“If you’re going to take a vote on the new contract tonight, just be aware that the [review] … is not cleared up yet,” Edgehille said. “I just want it on the record.”
He also wanted a clarification on the identity of the reporting authority for the board of directors.
“Because they are a 501(C) 3, my understanding is that they are their own entity,” McGahan said. “They are still obligated to report to the people of Hanson and Whitman to maintain our service. There is no repercussions, there’s no outside election of that entity.”
Dresser said WHCA’s nonprofit reporting status is equivalent to churches or civic groups such as Kiwanis, which also have their own boards.
“If they, the corporation, don’t meet the obligations set in this contract, we can dissolve the contract,” McGahan said.
McCue said another recourse for expressing dissatisfaction if there were a contract violation by WHCA would be to withhold the quarterly cable access funds received from Comcast. The money is paid directly to the town, which then pays WHCA — at the moment those funds are paid direct to cable access for convenience, but the town can change that at any time.
Edgehille said he wanted to sit down with the WHCA board to ask his questions, and was assured the meetings are open to the public. The board’s next meeting is Thursday, April 20.
During discussion of revisited Town Meeting articles, Selectmen voted to approve revisions to wage and personnel articles on the special Town Meeting warrant.
On the annual warrant, they voted 3-1-1, with selectmen Bill Scott abstaining and Young against, to withdraw an article transferring a parcel of the Plymouth County Hospital site to the Conservation Commission’s care and custody.
Conservation Chairman Phil Clemons advocated the transfer of a narrow strip of land, known as parcel 3, as it is largely wetlands with a steep topography. Selectmen expressed concern that it would tie the town’s hands to make such a transfer this early in the planning for future use of the PCH property. The article was said to be more timely at the October special Town Meeting.
The board also voted 5-0 to support an article capping the revolving forestry fund at $15,000 because there is little possibility or obtaining more from available timber. They also voted to place and recommend a zoning by-law regarding standards for solar power installations that might be proposed in town — which combines two previous articles — and to recommend articles regarding town revolving accounts and a marijuana moratorium.
A citizen’s petition brought by Edgehille and 21 others to borrow $500,000 from the state Department of Environmental Protection under the Clean Water Act for the Septic Loan program was also recommended 5-0. The Board of Health has traditionally put forth the article, but has not funded it this year. Edgehille suggested maybe the board did not understand the program.
“I do not plan to run for office again — this is not a platform,” Edgehille said. “I’m here for the people.”
The town borrows from the DEP at 2-percent interest and charges another 2 percent from borrowers to fund the local revolving account. The program has to go back to Town Meeting every time it depletes.

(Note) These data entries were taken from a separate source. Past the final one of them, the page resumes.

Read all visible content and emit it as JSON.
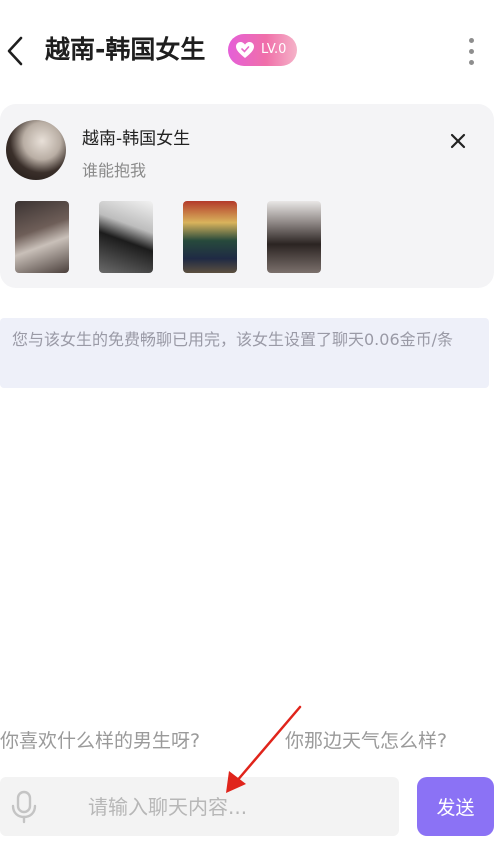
{
  "header": {
    "title": "越南-韩国女生",
    "level_badge": "LV.0"
  },
  "profile": {
    "name": "越南-韩国女生",
    "bio": "谁能抱我"
  },
  "notice": {
    "text": "您与该女生的免费畅聊已用完，该女生设置了聊天0.06金币/条"
  },
  "quick_replies": [
    "你喜欢什么样的男生呀?",
    "你那边天气怎么样?"
  ],
  "input": {
    "placeholder": "请输入聊天内容...",
    "value": ""
  },
  "send_button": {
    "label": "发送"
  },
  "colors": {
    "accent": "#8b72f5",
    "badge_start": "#e55fd8",
    "badge_end": "#f5b3c8",
    "annotation": "#e0241b"
  }
}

“Not everybody can go to the bank,” Edgehille said. “There’s some single-parent families whose only option is this loan. Think about retired people … how would they pay for a septic loan?”
He stressed that the borrower is the only town resident impacted by the loan as a betterment added to their taxes.
“If their system fails, by Board of Health laws and regulations, they’re out the door,” he said.
The interest rate brings about $40,000 back into the account for a single loan and there are seven people now on a waiting list.
McCue said the money is coming in, but not at a significant rate to replenish the account to past levels.